In a major breakthrough for Alzheimer’s research, scientists have turned human embryonic stem cells and skin cells into brain cells associated with memory and learning, whose death is key to the progression of the disease. The finding could help scientists test new ways to keep the cells from dying, and could someday lead to lab-grown stockpiles that could be implanted into the brains of Alzheimer’s patients.
Over the past decade, no topic has been more controversial in the worlds of science, politics, and religion than stem cell research. Of course, the debate has centered over the ethics of harvesting embryonic stem cells to cure degenerative diseases. But researchers at the universities of Edinburgh and Toronto may have solved the problem by devising a method to turn human skin cells into stem cells so that can be safely transplanted into humans.
U.S. cloning expert Martin Pera on the Korean cloning scandal, self-correcting science and the importance of sound PR
By Greg MonePosted 02.16.2006 at 2:00 am 0 Comments

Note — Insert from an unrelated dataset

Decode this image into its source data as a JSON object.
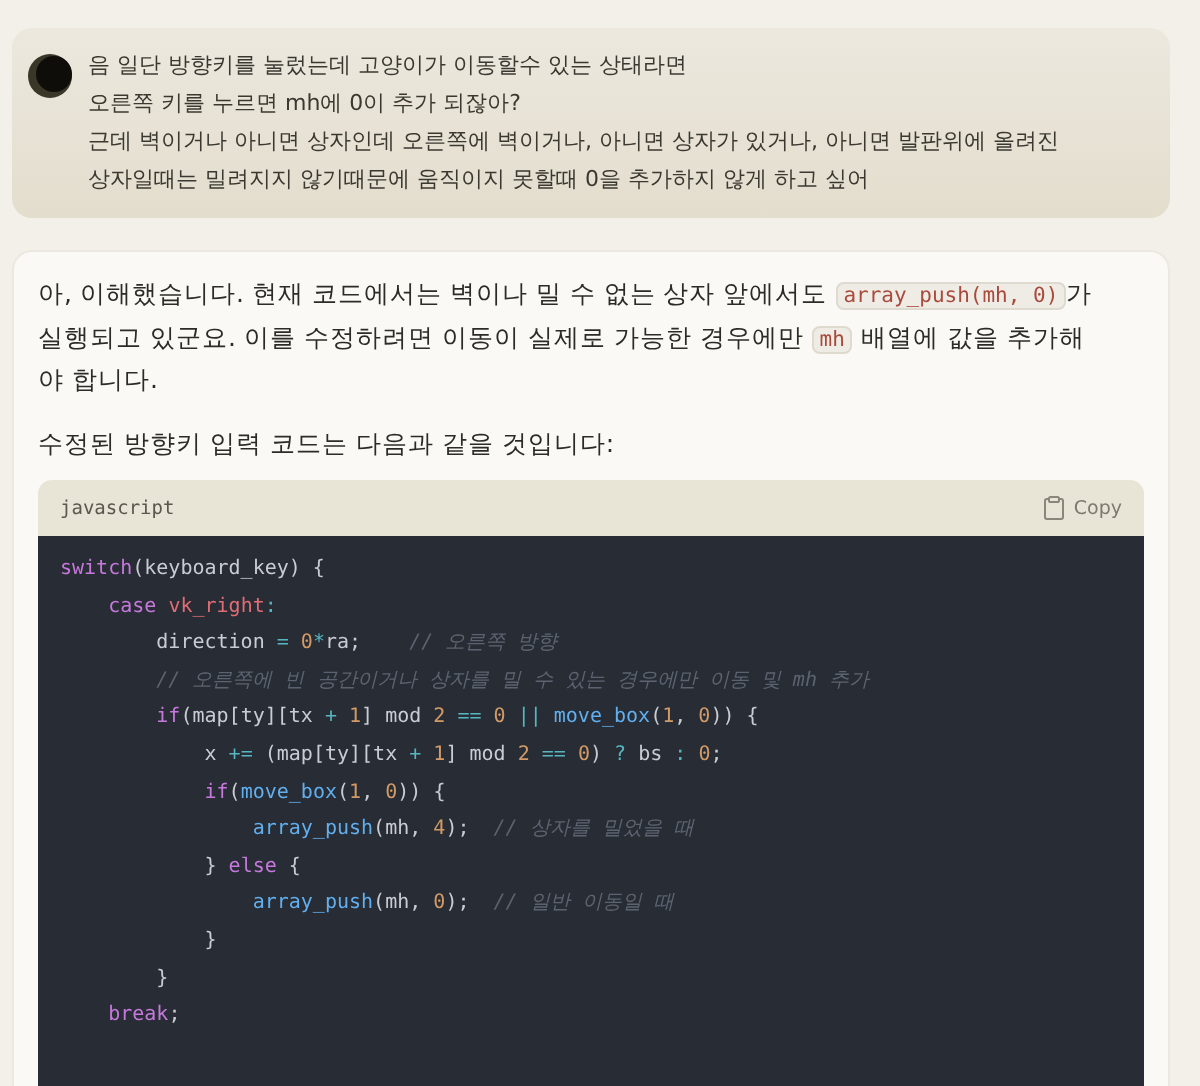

This January, news that South Korean scientist Hwang Woo Suk fabricated research on cloned human stem cells brought more negative attention to an already controversial field. Hwang´s work had been believed to be a breakthrough. His technique for cloning embryonic stem cells genetically matched to patients might have been used by scientists worldwide to cure disease.